Thursday, March 30, 2006
Garter Stitch, that staple of knitters everywhere, makes a lovely piece of fabric. Except that it's mind-numbingly boring to do!! I'm working on a garter-stitch vest. You slip the first stitch of every row as if you're purling and then you knit. And knit. And knit. The panels for the vest are 36" each. There are two. Then you pick up the stitches for the bottom band. I'm using Wool-Ease (Lion Brand) in an oatmeal and a mushroom color. They will make up a nice vest that I can wear with anything. But it's mind-numbingly boring! This is my first "real" knitting project...my first project that will get me out of "scarf school" and promote me from a "facecloth freshman" to a "sweater sophomore." So I keep at it. Why does a person knit? Well, aside from its current popularity in the Hollywood set, I knit because it is very meditative. Kind of like a rosary but using yarn. It requires a certain level of concentration, much like yoga. And like yoga, once you find your rhythym, you breathe into the knitting. I can lose myself in needlework. Then, when the project is completed, I have a wonderful piece of something I have created myself. Whether for my home or for others, it's a tangible part of me that I have created - it can't be purchased, at least how I've created it. Lately, it seems like everything is available to us. Everything but time. TIME spent in the needlearts is time given back to yourself. It's a gift. It's a gift you give even if you don't give the project away. Because you've invested the time. I'm watching Farenheit 451. It's a scary movie about a "future" society that has banned books. The characters live sterile lives in a society that seems uninterested in personal accomplishment or artistry.
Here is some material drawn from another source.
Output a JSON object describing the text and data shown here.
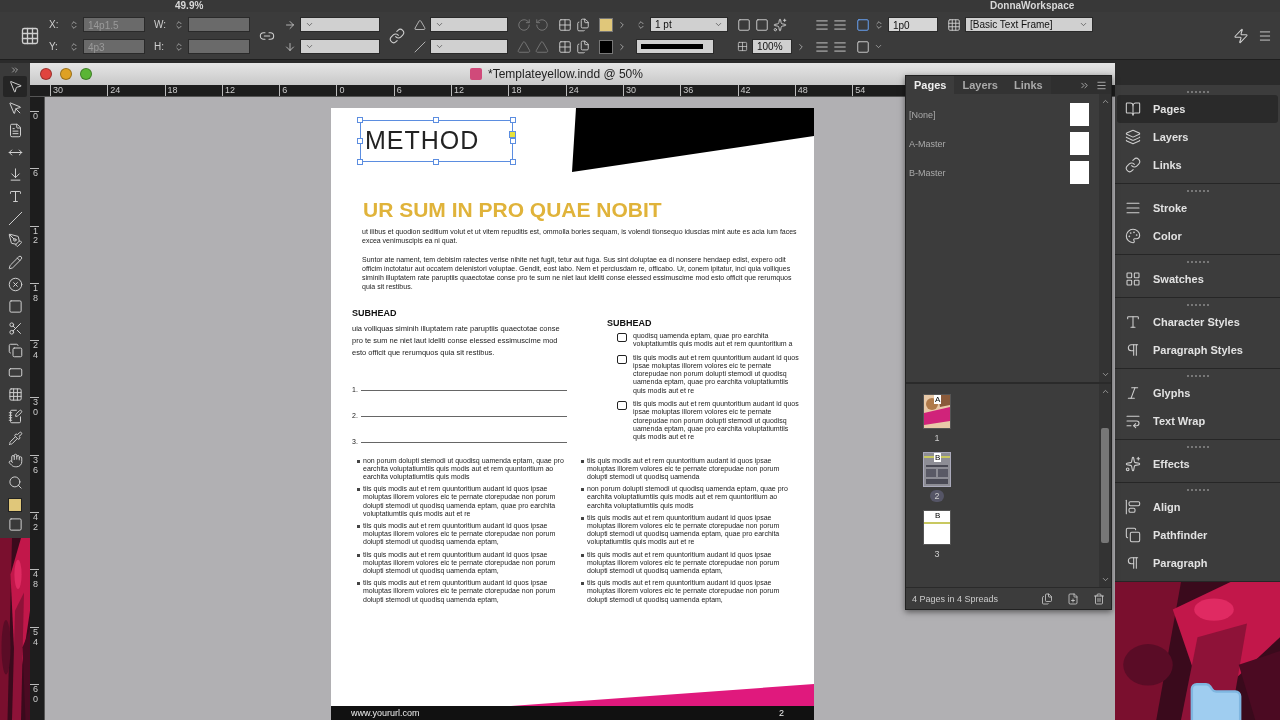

In our increasingly connected, yet oddly disconnected world, knitting and other needlearts connect me to the women who taught me. They connect me, via the Internet, to other members of the "Secret Society of Fiber Fondlers" (you can see us at any craft store, petting the yarn or stroking the embroidery floss). They even connect me to people "live and in person" when I pull out my knitting in public. Invariably, someone asks if it's hard. I tell them no. And they watch me. And maybe, they get the idea that they can do it. And maybe they do. But even if they don't, they can still see the art is being practiced.